Task details: Which lines in the material below contain the word "placeholder"? Copy each of them.

(Exercise data begins)

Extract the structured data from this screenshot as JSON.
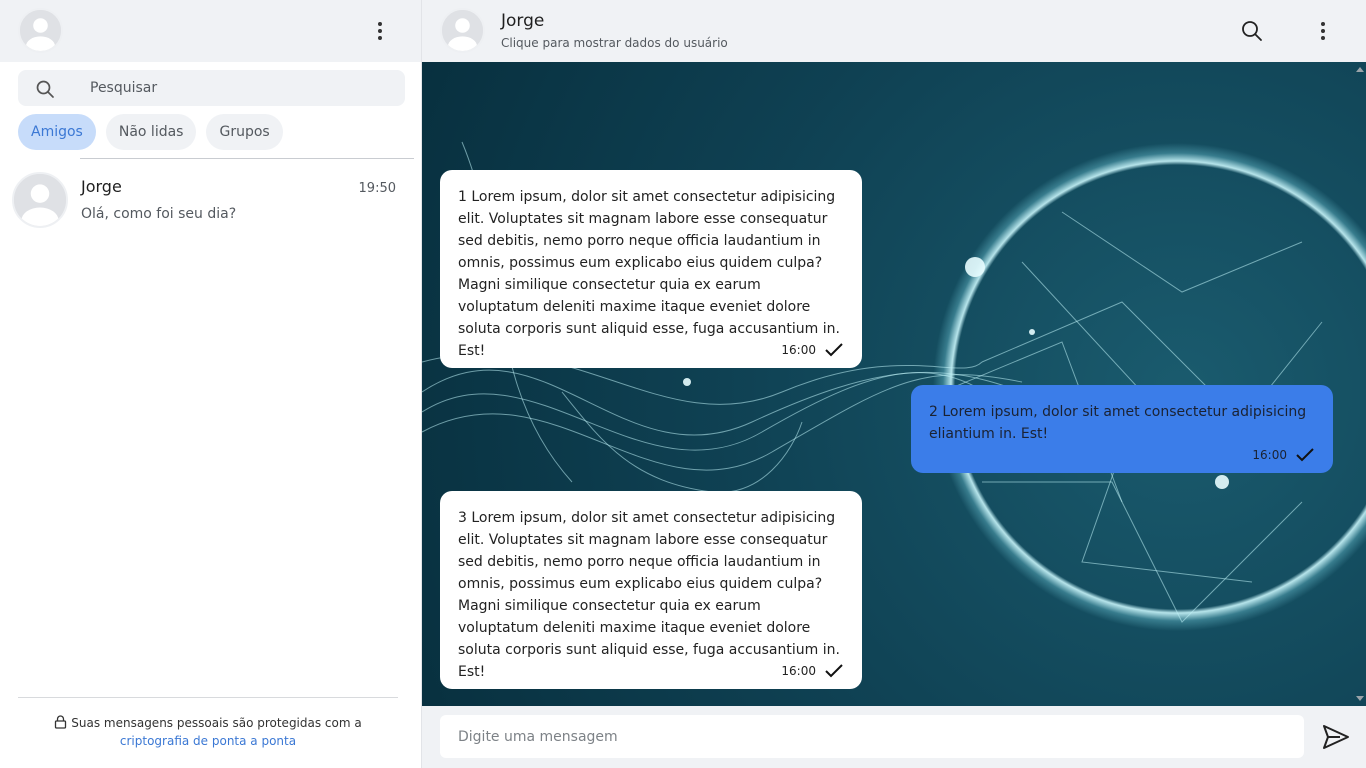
{
  "sidebar": {
    "search": {
      "placeholder": "Pesquisar"
    },
    "filters": [
      {
        "label": "Amigos",
        "active": true
      },
      {
        "label": "Não lidas",
        "active": false
      },
      {
        "label": "Grupos",
        "active": false
      }
    ],
    "chats": [
      {
        "name": "Jorge",
        "time": "19:50",
        "preview": "Olá, como foi seu dia?"
      }
    ],
    "footer": {
      "text": "Suas mensagens pessoais são protegidas com a",
      "link": "criptografia de ponta a ponta"
    }
  },
  "conversation": {
    "contact_name": "Jorge",
    "subtitle": "Clique para mostrar dados do usuário",
    "messages": [
      {
        "direction": "in",
        "text": "1 Lorem ipsum, dolor sit amet consectetur adipisicing elit. Voluptates sit magnam labore esse consequatur sed debitis, nemo porro neque officia laudantium in omnis, possimus eum explicabo eius quidem culpa? Magni similique consectetur quia ex earum voluptatum deleniti maxime itaque eveniet dolore soluta corporis sunt aliquid esse, fuga accusantium in. Est!",
        "time": "16:00"
      },
      {
        "direction": "out",
        "text": "2 Lorem ipsum, dolor sit amet consectetur adipisicing eliantium in. Est!",
        "time": "16:00"
      },
      {
        "direction": "in",
        "text": "3 Lorem ipsum, dolor sit amet consectetur adipisicing elit. Voluptates sit magnam labore esse consequatur sed debitis, nemo porro neque officia laudantium in omnis, possimus eum explicabo eius quidem culpa? Magni similique consectetur quia ex earum voluptatum deleniti maxime itaque eveniet dolore soluta corporis sunt aliquid esse, fuga accusantium in. Est!",
        "time": "16:00"
      }
    ],
    "composer": {
      "placeholder": "Digite uma mensagem"
    }
  },
  "icons": {
    "search": "search-icon",
    "menu": "kebab-menu-icon",
    "send": "send-icon",
    "check": "check-icon",
    "lock": "lock-icon",
    "avatar": "avatar-placeholder-icon"
  },
  "colors": {
    "accent": "#3b7de9",
    "chip_active_bg": "#c7dcfa",
    "chip_active_text": "#3b78d4",
    "panel_bg": "#f0f2f5"
  }
}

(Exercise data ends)

Answer space:
      "placeholder": "Pesquisar"
      "placeholder": "Digite uma mensagem"
    "avatar": "avatar-placeholder-icon"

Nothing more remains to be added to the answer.